WHAT THE TASK ASKS: Please report how many lines in the data below contain "name". Nothing besides the number should be written.

Stored data entries:
+-------+

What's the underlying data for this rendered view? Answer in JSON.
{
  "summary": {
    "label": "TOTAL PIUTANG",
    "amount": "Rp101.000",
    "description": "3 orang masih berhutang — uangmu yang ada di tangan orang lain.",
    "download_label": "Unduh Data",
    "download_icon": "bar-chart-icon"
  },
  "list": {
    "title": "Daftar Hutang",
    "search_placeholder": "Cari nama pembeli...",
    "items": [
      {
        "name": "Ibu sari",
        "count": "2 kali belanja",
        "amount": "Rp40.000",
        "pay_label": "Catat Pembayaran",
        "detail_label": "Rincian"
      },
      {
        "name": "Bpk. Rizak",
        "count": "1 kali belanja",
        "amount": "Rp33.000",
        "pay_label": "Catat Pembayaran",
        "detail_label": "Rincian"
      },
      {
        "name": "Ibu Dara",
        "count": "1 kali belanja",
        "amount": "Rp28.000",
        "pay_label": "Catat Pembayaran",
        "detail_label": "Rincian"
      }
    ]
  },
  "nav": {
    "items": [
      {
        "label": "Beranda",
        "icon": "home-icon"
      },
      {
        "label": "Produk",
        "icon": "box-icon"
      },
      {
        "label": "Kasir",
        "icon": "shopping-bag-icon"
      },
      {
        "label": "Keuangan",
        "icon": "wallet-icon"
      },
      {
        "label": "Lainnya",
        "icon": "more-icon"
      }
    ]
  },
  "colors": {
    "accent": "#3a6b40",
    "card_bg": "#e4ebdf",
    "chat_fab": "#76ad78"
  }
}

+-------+

SOLUTION FOR THIS PROBLEM: 3